A complete answer includes every line below with the word "text".

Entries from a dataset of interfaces
§

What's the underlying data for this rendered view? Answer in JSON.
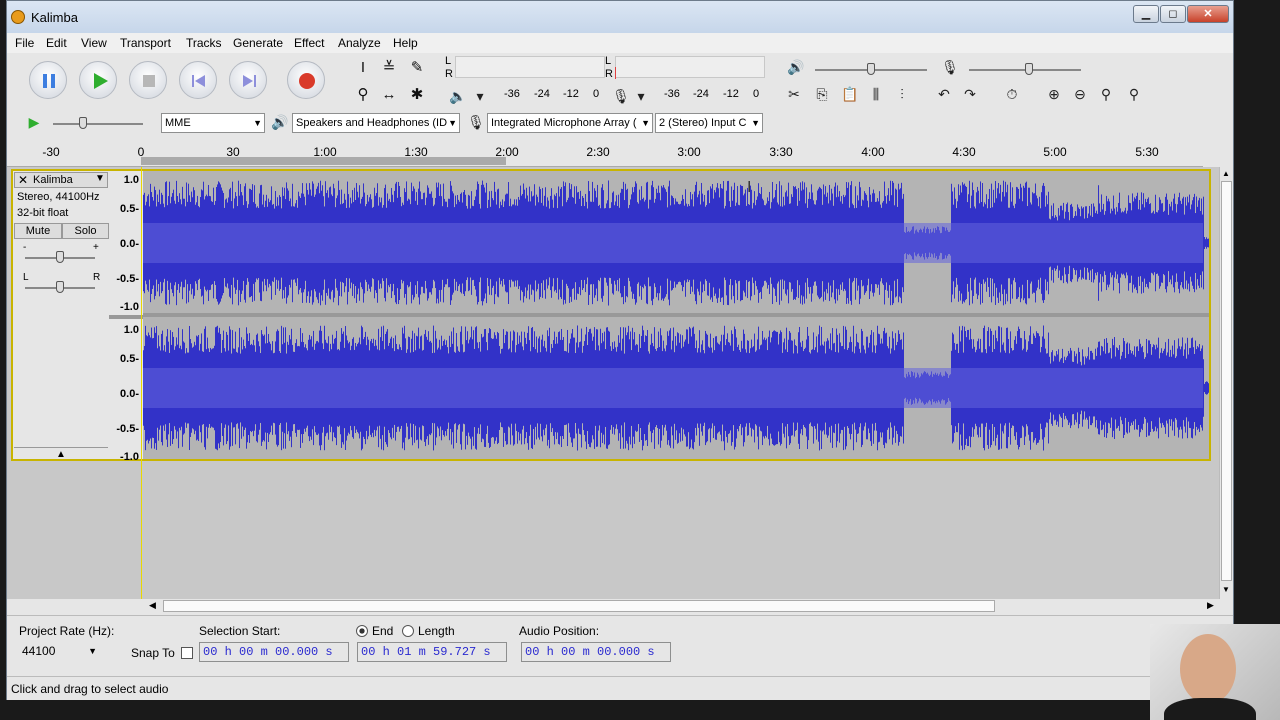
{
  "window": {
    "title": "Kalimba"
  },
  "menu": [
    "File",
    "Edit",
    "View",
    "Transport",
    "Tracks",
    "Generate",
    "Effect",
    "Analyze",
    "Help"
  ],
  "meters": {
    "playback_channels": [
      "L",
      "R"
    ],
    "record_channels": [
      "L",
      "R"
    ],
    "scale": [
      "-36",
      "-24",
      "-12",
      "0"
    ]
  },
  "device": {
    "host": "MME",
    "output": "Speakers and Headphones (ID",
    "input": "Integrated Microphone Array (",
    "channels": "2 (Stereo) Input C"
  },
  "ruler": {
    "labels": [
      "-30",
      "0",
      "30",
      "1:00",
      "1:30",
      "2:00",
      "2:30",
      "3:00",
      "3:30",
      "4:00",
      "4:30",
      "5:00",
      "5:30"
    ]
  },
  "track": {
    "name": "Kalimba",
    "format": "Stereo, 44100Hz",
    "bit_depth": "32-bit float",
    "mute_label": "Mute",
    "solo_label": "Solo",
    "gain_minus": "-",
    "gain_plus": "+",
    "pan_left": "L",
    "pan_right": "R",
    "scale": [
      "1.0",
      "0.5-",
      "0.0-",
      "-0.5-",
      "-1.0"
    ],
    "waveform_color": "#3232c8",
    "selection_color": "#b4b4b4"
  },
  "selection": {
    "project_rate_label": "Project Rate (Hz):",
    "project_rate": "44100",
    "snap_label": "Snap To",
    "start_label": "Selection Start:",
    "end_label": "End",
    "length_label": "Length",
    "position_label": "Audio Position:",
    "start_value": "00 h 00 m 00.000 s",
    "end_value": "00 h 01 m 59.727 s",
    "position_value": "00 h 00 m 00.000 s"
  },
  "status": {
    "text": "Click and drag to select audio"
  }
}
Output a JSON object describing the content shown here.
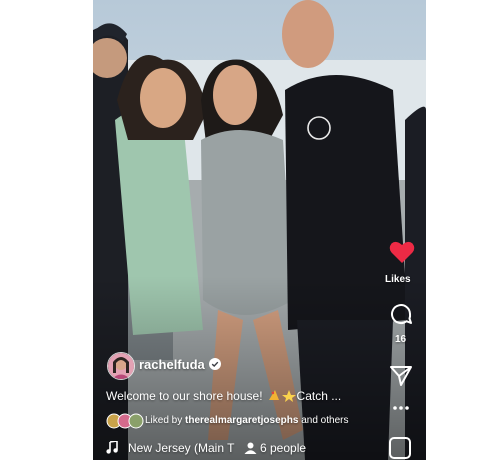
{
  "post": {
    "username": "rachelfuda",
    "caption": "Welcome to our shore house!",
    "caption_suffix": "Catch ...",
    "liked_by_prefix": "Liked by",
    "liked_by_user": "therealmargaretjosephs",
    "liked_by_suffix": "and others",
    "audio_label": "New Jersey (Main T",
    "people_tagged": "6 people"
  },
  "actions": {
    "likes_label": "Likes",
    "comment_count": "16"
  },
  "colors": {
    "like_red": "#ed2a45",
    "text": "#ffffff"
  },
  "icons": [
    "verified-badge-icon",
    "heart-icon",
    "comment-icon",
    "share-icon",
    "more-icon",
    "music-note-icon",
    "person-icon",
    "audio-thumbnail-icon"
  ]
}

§

• **ANSWER BOX**
    "text": "Click and drag to select audio"
    "text": "#ffffff"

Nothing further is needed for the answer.